[App and web page records]
- Opening Delimiter -
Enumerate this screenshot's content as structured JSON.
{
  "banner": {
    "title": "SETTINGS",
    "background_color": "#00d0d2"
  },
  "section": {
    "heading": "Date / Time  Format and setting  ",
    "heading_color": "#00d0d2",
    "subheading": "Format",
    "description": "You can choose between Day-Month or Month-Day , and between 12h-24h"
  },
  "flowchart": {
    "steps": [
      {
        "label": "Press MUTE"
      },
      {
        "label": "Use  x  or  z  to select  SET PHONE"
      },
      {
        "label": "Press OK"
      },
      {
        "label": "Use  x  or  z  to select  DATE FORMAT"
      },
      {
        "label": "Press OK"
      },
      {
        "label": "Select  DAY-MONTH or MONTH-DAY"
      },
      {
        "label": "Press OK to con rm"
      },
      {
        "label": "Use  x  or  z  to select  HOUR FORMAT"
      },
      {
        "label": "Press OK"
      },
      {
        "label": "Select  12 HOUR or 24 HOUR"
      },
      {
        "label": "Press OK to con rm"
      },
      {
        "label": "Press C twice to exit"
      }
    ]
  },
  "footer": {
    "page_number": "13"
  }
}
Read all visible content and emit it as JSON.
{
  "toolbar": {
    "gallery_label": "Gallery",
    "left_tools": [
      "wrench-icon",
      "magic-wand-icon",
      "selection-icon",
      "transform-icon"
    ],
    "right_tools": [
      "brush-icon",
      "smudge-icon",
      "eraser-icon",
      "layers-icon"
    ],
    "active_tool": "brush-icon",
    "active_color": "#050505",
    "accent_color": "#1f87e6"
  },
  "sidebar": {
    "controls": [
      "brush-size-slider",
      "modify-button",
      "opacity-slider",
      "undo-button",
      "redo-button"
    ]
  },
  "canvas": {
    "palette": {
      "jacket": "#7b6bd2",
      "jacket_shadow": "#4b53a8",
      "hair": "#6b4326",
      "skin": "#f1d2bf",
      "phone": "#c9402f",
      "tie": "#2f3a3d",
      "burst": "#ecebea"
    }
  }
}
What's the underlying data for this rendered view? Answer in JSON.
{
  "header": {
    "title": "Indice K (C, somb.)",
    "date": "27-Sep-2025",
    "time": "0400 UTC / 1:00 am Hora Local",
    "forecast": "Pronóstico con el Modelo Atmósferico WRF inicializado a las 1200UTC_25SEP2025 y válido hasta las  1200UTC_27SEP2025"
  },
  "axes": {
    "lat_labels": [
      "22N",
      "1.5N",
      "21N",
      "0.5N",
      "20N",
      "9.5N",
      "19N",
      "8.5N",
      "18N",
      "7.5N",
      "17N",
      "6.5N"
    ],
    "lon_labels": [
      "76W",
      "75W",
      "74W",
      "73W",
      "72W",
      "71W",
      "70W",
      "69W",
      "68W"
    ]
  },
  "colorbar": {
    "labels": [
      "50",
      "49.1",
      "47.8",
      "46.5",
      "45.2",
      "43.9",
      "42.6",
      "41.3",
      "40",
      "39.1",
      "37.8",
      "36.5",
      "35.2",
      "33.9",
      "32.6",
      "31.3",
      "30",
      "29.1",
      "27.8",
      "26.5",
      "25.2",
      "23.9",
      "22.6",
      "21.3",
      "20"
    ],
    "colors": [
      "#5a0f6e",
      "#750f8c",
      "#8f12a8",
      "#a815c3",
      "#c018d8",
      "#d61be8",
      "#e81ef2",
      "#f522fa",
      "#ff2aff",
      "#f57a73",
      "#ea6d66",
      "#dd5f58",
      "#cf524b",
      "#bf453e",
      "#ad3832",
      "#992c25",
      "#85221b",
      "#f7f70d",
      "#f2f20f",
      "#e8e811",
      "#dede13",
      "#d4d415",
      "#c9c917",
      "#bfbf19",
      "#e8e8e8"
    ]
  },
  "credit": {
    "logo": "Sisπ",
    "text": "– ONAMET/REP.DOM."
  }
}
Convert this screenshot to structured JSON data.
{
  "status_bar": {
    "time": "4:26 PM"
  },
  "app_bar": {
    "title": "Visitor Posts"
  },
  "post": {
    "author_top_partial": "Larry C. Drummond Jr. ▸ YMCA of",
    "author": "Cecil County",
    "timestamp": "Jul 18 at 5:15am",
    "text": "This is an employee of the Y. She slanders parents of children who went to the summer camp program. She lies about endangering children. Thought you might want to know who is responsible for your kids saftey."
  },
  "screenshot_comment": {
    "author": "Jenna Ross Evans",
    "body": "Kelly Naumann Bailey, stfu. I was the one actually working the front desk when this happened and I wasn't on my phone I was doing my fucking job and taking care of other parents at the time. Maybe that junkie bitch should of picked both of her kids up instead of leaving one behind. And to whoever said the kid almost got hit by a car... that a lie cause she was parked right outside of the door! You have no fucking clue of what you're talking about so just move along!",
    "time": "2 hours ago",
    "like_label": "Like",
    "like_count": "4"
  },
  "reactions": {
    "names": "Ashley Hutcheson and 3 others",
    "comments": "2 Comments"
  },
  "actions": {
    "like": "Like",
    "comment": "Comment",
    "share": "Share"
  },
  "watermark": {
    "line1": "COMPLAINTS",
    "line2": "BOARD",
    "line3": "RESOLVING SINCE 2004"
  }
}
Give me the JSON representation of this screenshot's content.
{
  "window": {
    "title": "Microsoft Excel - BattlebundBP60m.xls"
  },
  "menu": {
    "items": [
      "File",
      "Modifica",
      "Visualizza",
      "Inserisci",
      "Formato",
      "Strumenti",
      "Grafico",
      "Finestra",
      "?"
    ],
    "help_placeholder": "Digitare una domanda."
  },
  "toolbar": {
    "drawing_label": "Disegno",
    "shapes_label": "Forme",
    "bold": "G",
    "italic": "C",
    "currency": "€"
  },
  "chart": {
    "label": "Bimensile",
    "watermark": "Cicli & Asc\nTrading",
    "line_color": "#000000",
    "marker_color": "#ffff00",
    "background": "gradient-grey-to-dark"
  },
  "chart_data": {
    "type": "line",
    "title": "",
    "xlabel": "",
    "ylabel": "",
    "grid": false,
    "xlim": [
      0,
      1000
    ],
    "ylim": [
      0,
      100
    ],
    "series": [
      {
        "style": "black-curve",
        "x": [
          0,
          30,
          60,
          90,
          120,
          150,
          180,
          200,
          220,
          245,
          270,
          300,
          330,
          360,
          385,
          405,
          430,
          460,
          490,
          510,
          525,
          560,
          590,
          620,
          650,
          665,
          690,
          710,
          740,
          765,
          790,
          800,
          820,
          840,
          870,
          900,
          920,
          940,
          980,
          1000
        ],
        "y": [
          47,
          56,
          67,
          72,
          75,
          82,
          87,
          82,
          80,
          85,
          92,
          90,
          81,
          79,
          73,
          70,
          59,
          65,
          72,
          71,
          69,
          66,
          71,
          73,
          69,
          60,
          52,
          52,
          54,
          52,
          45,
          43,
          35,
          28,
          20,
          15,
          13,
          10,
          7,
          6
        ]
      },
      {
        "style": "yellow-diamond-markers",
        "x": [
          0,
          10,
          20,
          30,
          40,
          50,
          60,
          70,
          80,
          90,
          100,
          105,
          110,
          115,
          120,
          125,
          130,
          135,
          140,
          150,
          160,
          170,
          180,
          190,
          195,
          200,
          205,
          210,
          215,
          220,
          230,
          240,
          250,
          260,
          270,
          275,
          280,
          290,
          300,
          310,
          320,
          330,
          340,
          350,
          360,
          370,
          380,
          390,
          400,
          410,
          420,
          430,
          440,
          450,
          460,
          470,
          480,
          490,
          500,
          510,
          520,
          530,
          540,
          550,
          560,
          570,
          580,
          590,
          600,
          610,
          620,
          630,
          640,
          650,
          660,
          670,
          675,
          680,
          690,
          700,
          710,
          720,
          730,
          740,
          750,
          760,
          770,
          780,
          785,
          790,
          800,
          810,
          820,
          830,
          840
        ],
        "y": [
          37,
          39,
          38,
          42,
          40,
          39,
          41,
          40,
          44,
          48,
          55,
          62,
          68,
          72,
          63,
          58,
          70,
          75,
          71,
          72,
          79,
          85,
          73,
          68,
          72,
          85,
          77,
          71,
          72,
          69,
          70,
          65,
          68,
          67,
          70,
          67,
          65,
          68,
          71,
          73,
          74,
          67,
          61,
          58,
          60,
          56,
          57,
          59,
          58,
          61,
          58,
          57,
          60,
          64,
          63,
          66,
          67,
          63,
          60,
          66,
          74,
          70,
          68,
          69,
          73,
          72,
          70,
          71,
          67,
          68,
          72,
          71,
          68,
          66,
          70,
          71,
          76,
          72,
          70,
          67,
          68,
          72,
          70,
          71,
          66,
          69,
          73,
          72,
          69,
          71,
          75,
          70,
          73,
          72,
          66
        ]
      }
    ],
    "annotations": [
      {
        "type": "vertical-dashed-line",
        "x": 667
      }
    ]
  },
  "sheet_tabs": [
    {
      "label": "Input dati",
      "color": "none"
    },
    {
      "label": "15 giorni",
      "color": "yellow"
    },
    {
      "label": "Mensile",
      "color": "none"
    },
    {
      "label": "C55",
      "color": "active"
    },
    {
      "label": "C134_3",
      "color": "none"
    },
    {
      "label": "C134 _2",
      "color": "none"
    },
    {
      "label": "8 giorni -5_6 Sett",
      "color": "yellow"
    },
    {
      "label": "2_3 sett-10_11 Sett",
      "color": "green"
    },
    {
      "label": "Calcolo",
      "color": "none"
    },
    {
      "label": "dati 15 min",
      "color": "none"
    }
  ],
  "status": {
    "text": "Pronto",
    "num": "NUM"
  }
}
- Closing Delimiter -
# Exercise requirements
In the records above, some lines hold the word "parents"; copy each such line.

# Task answer
    "text": "This is an employee of the Y. She slanders parents of children who went to the summer camp program. She lies about endangering children. Thought you might want to know who is responsible for your kids saftey."
    "body": "Kelly Naumann Bailey, stfu. I was the one actually working the front desk when this happened and I wasn't on my phone I was doing my fucking job and taking care of other parents at the time. Maybe that junkie bitch should of picked both of her kids up instead of leaving one behind. And to whoever said the kid almost got hit by a car... that a lie cause she was parked right outside of the door! You have no fucking clue of what you're talking about so just move along!",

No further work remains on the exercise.